Energy companies can disconnect power to hard-up families under new laws
- From: The Australian
- May 27, 2010
- Welfare groups want rules toughened
- Electricity is "an essential service"
- Number of complaints surge across country
POWER companies will be permitted to disconnect customers too poor to pay their bills, under the first national consumer energy law to be signed off by the states and territories next month.
Welfare and consumer groups want the legislation toughened to ban companies from cutting off electricity purely on the grounds of a customer's incapacity to pay.
The Australian Council of Social Service regards electricity as an essential service, The Australian reported.
"Anyone can end up in hardship even temporarily -- you lose your job, you get sick, your partner dies," ACOSS senior policy officer Tony Westmore said yesterday.
"Rather than be disconnected, you should have some assistance to help you pay it off."
Victoria's Energy and Water Ombudsman, Fiona McLeod, is also lobbying for change, to prohibit power companies from cutting off supply until they have resolved any complaints lodged by the customer.
The draft legislation, to go before the Ministerial Council on Energy in Melbourne on June 11, states that power companies "must give effect to the general principle that . . . disconnection of premises of a hardship customer due to inability to pay energy bills should be a last-resort option".
It says "hardship customers" cannot be disconnected unless the power company has offered the customer two payment plans in the previous 12 months, and the customer has either rejected them or failed to pay instalments.
But the Consumer Action Law Centre's energy policy officer, Janine Rayner, said yesterday the legislation must do more to protect people who genuinely cannot pay their bills.
Complaints against power utilities have surged in the past year, with state energy ombudsmen reporting a jump in the number of disputed bills and disconnections.
In Victoria -- where power companies are required by law to provide alternative payment arrangements and hardship programs -- the Ombudsman received complaints from 618 households disconnected because of non-payment, and another 866 who had faced disconnection.
In Queensland, the number of consumers contacting the Ombudsman over "account payment difficulties" almost quadrupled to 1103 in 2008-09.
In South Australia, complaints to the Energy Ombudsman leapt 63 per cent over the same period -- including a doubling in billing complaints to 4141 -- while the number of disconnections jumped from 297 to 464.
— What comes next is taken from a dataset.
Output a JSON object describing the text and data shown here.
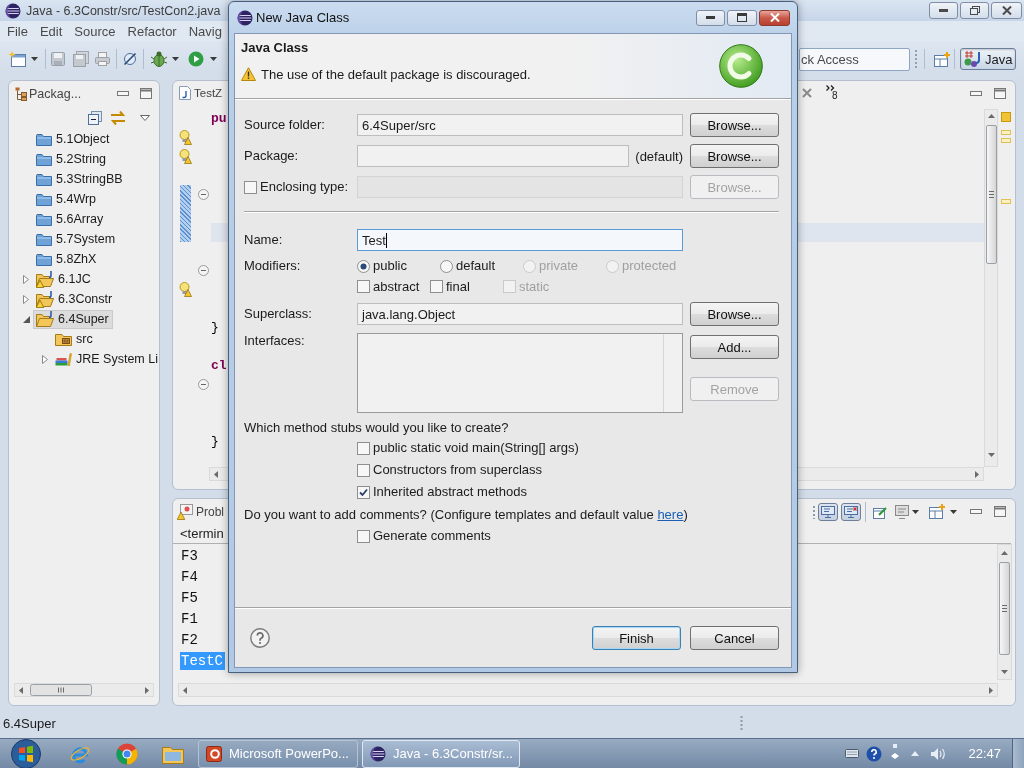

Tasmania's Ombudsman dealt with 21 disputes over disconnection and 35 related to payment difficulties, while Western Australia recorded 173 disputes over disconnections and 112 over impending disconnections.